University in Orange, California and Executive Director of the
Houston-based Urban Reform Institute. He is Senior Fellow for
Heartland Forward and Executive Editor of the widely read website
NewGeography.com. He is a regular contributor to City
Journal, Daily Beast, Quillette and Real Clear
Politics. As director of the Center for Demographics and Policy
at Chapman, he was the lead author of a major study on housing, and
recently, with Marshall Toplansky, published a strategic analysis
for Orange County, CA.
Kotkin is the author of eight previous books, including The Human City: Urbanism for the Rest of Us and the highly praised The New Class Conflict.

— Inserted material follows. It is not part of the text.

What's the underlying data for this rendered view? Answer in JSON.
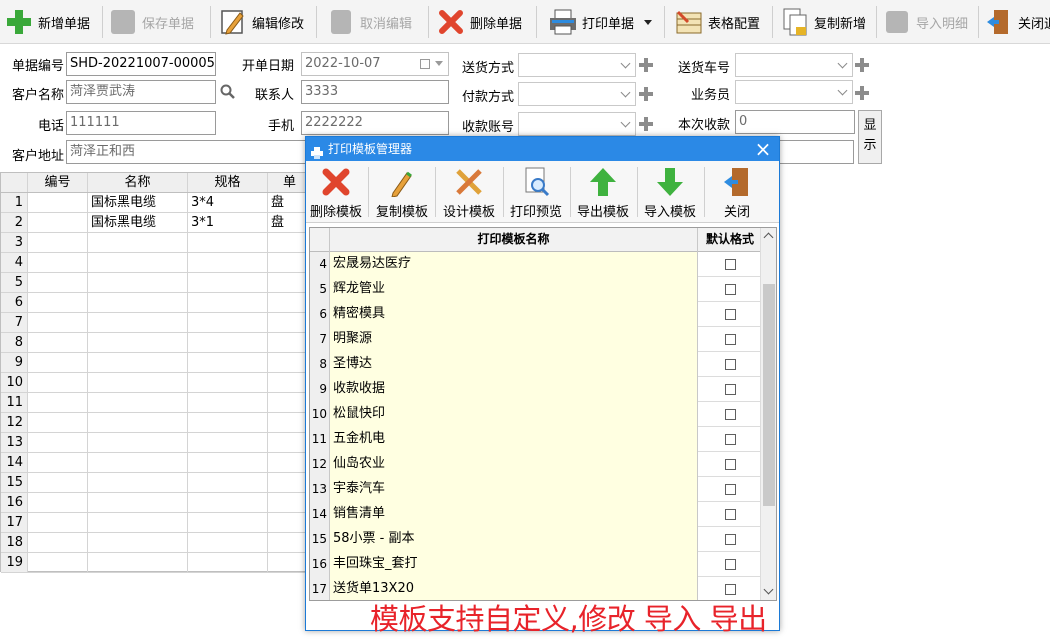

He co-edited the 2018 collection Infinite Suburbia. Kotkin's books The City: A Global History and Tribes: How Race, Religion and Identity Are Reshaping the Global Economy, were published in numerous languages including Spanish, Chinese, Korean, Japanese, German and Arabic. Kotkin has published reports on topics ranging from the future of class in global cities to the places with the best opportunities for minorities.
Kotkin has conducted major studies on demography and urbanism in East Asia, the United Kingdom, Canada, and many cities in the United States.
"Kotkin has written an essential and critical study of emerging class structures at the intersection of technological determinism and post-industrial capitalism. He suggests that technological oligarchs are already controlling our economic future while creating a high-tech neo-feudal society that undermines democracy and economic mobility for the middle and working classes." --John Russo, Visiting Scholar, Kalmanovitz Initiative for Labor and Working Poor at Georgetown University, Co-editor, Working-Class Perspectives "Our society and economy is no longer progressing but regressing into a kind of "neo-feudalism." As Joel Kotkin describes it, our once-great middle class is being eviscerated and America is dividing into a small group of uber-wealthy oligarchs who have colonized luxury cities like San Francisco and New York. A gripping cautionary tale by one of the most provocative and original thinkers of our time, this book is a must read for all those concerned about the future of our cities and our society." --Richard Florida, author of The Rise of the Creative Class and The New Urban Crisis.